I want to go into closing remarks, if I may. It’s been a fantastic conversation. We’ve been talking for the highest level about some of the industry drivers, digital transformation, CBDC, central banks, thinking about the world of payments and digital identity. I would like to hear your thoughts about, as you look ahead, the remainder of 2021 into 2022, and by all means even further and beyond, if you can take that view; it’s, what are you particularly paying attention to right now? Marjan, let me come to you, first of all.

Marjan: I think the rest of the time, and this again is not going only beyond 2021, but I think the work that we are doing in currencies around making sure that whatever we are doing with our technology is addressing and solving a problem. And we continue that, and I think this is becoming more and more a momentum for us. If two years ago it was only talking about, what is the problem, and let’s use this technology, I feel that we are reversing the situation as to, what is the problem, and we are solving it. I think tokenisation is going to be a big, big change in the coming years and definitively in the agenda and roadmap of some large banks in 2021.

Julia: Fantastic. Well, we’ll keep a keen eye on that for sure. Similar question to you, Philippe; now you’re thinking about the business and you’re thinking about the roadmap ahead. What are you paying attention to?

Philippe: Well, I’d say, well, first of all, let’s hope that we’ll have COVID behind us soon. Let’s hope that we’ll have Brexit done as well, because these are two significant roadblocks on, I would say, the way forward for any economic actor. Now, assuming those boxes are ticked and we can move forward and go back to business, as Marjan was saying, the question for us is speed of innovation, and will we manage in 2022 and forward the same speed of acceleration, or the same acceleration, as the one internet managed back 15 or 20 years ago? I think that we now see the regulators aligned or getting aligned. We see a number of important changes in our clients on the way they consider our technology. We see that we are bringing real innovative solutions. Now, will this suffice to change an industry which we know likes to procrastinate and take time to adopt to innovation.

As we are talking not necessarily to the fintech but to the big players, I would actually appeal to them and say, “Look at this technology. This is going to make a real change on the way that your back offices work. You’ve never managed in the last 30 years in making any changes in the way that your back office operates in a significant manner. Well, we are now bringing the tools to make those changes. Please seize them.” And it doesn’t matter if it’s from SETL or from our competitors; I think globally, we have an aspiration to change this industry for the best.

Julia: Incredibly rallying call, and it feels like now is the time. It’s been fantastic to have you both on the show. To the listeners, if you’re wondering how to find out about SETL, the website is, and that’s S-E-T-L, You can find them on Twitter and on LinkedIn. Marjan Delatinne, it’s been a joy to have you on the show. Thanks so much for joining us today.

Marjan: Thank you very much indeed for your time, it was a great conversation.

Julia: It was a great conversation. I really enjoyed it. Philippe Morel, thank you very much indeed.

Philippe: Thank you, Julia. Always a pleasure.
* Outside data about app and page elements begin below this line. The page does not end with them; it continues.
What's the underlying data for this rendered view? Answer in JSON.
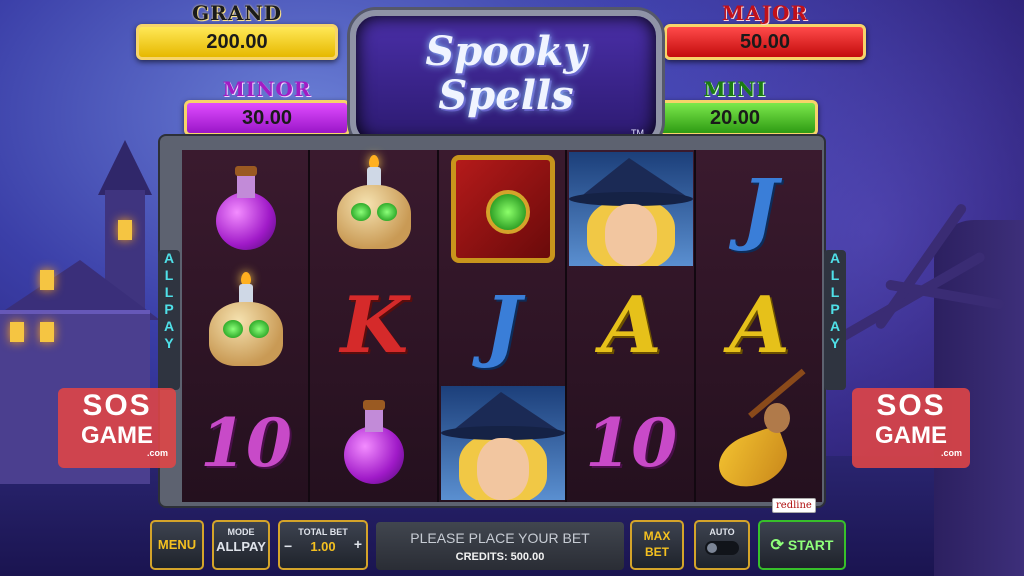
{
  "jackpots": {
    "grand": {
      "label": "GRAND",
      "value": "200.00"
    },
    "major": {
      "label": "MAJOR",
      "value": "50.00"
    },
    "minor": {
      "label": "MINOR",
      "value": "30.00"
    },
    "mini": {
      "label": "MINI",
      "value": "20.00"
    }
  },
  "logo": {
    "line1": "Spooky",
    "line2": "Spells",
    "tm": "TM"
  },
  "side_label": [
    "A",
    "L",
    "L",
    "P",
    "A",
    "Y"
  ],
  "reels": [
    [
      "potion",
      "skull",
      "10"
    ],
    [
      "skull",
      "K",
      "potion"
    ],
    [
      "book",
      "J",
      "witch"
    ],
    [
      "witch",
      "A",
      "10"
    ],
    [
      "J",
      "A",
      "broom"
    ]
  ],
  "watermark": {
    "line1": "SOS",
    "line2": "GAME",
    "line3": ".com"
  },
  "controls": {
    "menu": "MENU",
    "mode_label": "MODE",
    "mode_value": "ALLPAY",
    "total_bet_label": "TOTAL BET",
    "total_bet_value": "1.00",
    "status_message": "PLEASE PLACE YOUR BET",
    "credits": "CREDITS: 500.00",
    "max_bet_line1": "MAX",
    "max_bet_line2": "BET",
    "auto_label": "AUTO",
    "start": "START",
    "brand": "redline"
  },
  "colors": {
    "gold": "#d4a42a",
    "allpay_text": "#4fe0e8",
    "start_border": "#37c02a"
  }
}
Julia: Wonderful. And to everybody, I hope you’ve enjoyed the conversation today. I’ve been Julia Streets, and thank you for listening to StreetsTalksTo SETL. Tune in again for future episodes.

Kieron Yates: This episode of StreetsTalksTo was produced by me, Kieron Yates, on behalf of Streets Consulting Limited. Streets Consulting is a business development, marketing, communications consultancy that’s focused on helping fintechs from the smallest startup companies to some of the world’s largest global organizations. Everybody’s trying to innovate and everybody’s trying to grow. You can find this episode on the and using the hashtag #streetstalksto. We can be found on LinkedIn and on Twitter at @StreetsConsult. Thanks for listening.